What is required: Give every line from the entries that contains "title".

Data under study:
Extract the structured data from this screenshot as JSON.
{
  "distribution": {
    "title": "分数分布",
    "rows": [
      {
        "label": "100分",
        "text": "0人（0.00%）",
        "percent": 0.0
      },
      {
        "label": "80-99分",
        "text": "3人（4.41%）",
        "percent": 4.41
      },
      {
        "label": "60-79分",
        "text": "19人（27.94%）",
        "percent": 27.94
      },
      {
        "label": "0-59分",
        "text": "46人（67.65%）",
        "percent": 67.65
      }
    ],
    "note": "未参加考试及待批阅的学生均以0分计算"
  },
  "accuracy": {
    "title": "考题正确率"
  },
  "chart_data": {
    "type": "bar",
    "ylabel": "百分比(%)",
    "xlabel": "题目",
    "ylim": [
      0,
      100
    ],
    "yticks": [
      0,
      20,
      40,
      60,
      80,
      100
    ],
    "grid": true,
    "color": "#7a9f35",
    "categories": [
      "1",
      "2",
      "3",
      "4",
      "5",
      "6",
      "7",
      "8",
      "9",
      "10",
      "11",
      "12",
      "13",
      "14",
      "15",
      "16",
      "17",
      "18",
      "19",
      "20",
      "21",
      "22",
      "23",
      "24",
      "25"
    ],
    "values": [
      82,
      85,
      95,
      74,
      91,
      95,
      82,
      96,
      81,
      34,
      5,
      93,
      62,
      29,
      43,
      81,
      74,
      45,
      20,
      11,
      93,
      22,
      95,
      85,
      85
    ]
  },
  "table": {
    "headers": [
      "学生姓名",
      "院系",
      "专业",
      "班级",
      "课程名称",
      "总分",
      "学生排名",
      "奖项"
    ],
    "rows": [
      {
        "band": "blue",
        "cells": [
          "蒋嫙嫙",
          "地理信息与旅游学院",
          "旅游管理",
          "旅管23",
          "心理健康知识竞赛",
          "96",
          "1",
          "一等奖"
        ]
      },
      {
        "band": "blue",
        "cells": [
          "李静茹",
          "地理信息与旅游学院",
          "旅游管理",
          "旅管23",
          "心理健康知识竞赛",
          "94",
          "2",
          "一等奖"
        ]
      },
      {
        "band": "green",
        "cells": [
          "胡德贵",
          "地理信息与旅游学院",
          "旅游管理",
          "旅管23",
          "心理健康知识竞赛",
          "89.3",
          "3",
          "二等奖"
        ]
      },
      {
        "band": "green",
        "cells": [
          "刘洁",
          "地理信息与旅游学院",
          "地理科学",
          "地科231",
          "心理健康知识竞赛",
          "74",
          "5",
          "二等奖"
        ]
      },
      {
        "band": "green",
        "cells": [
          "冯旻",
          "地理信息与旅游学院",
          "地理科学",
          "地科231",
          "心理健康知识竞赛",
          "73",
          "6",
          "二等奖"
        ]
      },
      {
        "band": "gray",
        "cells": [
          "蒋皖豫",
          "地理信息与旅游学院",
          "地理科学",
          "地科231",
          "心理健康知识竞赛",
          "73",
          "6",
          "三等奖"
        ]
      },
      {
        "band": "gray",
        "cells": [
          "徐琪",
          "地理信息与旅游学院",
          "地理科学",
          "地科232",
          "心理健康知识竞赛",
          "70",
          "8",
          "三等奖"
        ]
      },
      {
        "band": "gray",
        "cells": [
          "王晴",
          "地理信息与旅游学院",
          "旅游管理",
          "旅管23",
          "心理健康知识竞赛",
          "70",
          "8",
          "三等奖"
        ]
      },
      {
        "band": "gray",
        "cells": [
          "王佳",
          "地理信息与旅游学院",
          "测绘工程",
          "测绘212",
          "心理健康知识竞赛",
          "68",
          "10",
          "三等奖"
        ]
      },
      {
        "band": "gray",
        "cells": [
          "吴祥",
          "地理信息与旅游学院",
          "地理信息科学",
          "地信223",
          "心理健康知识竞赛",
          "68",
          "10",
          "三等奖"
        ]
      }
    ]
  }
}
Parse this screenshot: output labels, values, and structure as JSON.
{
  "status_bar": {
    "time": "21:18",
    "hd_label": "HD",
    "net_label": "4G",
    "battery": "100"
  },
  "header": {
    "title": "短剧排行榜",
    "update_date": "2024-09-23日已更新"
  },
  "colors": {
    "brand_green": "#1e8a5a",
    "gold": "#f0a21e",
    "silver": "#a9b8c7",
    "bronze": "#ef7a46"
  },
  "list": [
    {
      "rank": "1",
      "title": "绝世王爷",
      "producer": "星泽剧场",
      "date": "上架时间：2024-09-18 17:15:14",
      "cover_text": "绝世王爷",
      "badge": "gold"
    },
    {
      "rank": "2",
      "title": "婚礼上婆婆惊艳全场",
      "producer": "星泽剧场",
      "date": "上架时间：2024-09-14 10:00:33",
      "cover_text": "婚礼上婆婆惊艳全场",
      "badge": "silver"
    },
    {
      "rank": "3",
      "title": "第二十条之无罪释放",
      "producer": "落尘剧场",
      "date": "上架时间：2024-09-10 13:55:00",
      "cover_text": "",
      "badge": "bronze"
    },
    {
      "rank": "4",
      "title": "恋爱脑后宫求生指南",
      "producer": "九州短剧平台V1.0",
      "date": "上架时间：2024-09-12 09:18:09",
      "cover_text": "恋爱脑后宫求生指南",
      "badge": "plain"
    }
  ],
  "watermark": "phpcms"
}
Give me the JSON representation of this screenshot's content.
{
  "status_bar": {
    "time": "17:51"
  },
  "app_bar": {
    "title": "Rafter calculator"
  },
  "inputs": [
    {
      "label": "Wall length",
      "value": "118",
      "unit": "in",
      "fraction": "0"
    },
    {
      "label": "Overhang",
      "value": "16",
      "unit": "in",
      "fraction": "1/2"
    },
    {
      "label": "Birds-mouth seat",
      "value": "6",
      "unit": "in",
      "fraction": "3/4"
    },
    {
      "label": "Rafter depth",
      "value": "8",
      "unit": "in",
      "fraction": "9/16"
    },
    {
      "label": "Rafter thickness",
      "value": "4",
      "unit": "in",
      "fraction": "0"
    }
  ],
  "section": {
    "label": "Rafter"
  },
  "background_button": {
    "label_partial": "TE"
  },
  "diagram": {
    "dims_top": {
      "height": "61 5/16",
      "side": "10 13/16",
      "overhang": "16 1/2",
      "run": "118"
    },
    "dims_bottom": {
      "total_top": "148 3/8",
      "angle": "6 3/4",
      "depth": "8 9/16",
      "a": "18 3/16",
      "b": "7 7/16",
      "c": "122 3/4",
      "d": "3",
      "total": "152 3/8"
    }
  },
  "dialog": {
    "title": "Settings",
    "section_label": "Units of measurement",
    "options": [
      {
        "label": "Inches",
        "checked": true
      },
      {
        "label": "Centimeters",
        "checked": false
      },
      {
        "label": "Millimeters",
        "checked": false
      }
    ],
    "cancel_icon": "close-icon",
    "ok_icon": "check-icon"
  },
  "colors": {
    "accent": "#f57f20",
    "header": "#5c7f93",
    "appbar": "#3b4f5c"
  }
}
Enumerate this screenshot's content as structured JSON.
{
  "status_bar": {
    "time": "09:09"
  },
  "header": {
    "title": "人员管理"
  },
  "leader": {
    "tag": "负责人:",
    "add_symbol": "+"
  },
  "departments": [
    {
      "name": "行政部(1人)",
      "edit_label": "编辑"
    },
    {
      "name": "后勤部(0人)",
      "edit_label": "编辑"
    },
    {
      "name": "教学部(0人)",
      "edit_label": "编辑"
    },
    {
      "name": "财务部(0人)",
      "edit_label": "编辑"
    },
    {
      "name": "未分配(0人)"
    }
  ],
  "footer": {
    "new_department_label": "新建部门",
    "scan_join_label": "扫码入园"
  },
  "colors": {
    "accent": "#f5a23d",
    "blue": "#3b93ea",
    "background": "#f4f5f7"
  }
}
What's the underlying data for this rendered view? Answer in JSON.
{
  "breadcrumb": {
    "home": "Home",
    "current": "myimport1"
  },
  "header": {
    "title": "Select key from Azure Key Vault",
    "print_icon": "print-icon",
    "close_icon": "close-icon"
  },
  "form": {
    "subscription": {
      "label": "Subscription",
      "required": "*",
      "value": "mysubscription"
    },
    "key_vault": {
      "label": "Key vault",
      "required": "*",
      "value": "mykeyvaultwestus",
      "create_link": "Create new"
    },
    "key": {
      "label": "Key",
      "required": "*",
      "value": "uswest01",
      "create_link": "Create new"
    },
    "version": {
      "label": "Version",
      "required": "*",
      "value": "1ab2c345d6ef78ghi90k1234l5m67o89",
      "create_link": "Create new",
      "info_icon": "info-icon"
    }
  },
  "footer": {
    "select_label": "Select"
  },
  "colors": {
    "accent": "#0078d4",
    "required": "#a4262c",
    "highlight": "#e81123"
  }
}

Written response:
    "title": "分数分布",
    "title": "考题正确率"
    "title": "短剧排行榜",
      "title": "绝世王爷",
      "title": "婚礼上婆婆惊艳全场",
      "title": "第二十条之无罪释放",
      "title": "恋爱脑后宫求生指南",
    "title": "Rafter calculator"
    "title": "Settings",
    "title": "人员管理"
    "title": "Select key from Azure Key Vault",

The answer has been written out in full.